Throughout the listing below, show every line in which "author" occurs.
<<<<
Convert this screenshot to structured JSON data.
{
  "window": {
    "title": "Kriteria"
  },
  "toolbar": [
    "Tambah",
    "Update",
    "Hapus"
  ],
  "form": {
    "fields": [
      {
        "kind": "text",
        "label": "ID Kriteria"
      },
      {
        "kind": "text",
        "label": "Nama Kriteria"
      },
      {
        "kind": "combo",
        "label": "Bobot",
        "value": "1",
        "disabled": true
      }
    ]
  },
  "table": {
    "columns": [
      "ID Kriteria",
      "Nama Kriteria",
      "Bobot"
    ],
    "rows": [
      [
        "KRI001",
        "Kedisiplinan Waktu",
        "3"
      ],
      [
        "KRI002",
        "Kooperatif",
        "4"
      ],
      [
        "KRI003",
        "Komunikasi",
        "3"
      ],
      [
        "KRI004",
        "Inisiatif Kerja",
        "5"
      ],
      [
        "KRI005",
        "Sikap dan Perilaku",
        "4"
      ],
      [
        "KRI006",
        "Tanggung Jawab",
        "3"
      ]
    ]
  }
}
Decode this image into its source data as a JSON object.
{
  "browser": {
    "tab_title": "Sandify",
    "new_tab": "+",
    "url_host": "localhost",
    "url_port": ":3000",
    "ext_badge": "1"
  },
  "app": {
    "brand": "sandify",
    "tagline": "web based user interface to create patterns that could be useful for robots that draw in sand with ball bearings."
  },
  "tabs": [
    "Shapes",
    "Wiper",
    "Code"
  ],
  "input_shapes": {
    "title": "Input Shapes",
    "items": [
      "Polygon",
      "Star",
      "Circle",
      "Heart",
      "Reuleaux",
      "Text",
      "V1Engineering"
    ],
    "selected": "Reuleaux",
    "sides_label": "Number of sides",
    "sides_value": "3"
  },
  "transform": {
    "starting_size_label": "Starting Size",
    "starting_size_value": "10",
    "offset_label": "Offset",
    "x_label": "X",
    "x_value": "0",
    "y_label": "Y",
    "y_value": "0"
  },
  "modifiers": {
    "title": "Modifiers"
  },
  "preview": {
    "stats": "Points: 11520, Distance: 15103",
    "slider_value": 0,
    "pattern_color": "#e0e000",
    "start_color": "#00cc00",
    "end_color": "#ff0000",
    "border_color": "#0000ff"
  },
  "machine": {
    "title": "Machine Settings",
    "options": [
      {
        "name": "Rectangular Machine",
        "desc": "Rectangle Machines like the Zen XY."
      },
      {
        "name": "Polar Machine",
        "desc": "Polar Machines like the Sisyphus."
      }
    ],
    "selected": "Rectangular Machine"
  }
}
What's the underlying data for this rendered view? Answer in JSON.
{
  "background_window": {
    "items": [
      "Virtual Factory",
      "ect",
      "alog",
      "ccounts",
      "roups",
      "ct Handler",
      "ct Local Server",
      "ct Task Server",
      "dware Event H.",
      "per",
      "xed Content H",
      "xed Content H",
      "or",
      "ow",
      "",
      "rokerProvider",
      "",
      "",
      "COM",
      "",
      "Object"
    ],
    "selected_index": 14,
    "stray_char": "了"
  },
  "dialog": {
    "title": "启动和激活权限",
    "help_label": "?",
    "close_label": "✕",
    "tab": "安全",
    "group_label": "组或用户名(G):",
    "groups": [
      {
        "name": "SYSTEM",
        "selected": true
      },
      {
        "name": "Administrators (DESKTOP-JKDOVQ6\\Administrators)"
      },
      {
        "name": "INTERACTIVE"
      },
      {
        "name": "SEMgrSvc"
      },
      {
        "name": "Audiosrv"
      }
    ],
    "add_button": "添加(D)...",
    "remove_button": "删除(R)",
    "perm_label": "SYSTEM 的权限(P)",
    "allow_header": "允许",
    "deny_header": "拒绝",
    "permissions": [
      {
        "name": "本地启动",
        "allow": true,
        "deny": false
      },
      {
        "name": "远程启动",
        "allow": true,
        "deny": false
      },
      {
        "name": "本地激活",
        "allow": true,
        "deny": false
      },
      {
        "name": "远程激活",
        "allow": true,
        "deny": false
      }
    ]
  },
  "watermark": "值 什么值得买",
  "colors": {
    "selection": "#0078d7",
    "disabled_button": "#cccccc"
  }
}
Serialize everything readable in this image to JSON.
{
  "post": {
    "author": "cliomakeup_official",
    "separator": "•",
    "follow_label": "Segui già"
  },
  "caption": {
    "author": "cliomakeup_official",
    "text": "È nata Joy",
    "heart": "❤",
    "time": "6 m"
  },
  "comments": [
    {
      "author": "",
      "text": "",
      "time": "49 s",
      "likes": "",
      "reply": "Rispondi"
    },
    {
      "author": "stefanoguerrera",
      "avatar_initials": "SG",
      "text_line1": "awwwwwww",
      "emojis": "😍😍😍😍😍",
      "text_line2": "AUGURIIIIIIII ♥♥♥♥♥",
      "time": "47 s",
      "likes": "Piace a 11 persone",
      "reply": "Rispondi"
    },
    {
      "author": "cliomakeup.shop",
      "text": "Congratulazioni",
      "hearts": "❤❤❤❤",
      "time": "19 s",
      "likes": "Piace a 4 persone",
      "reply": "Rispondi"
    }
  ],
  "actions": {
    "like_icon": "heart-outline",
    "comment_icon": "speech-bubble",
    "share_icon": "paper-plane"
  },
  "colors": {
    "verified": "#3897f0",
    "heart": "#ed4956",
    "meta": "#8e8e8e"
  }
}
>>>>
__ANSWER TO THE EXERCISE__
    "author": "cliomakeup_official",
    "author": "cliomakeup_official",
      "author": "",
      "author": "stefanoguerrera",
      "author": "cliomakeup.shop",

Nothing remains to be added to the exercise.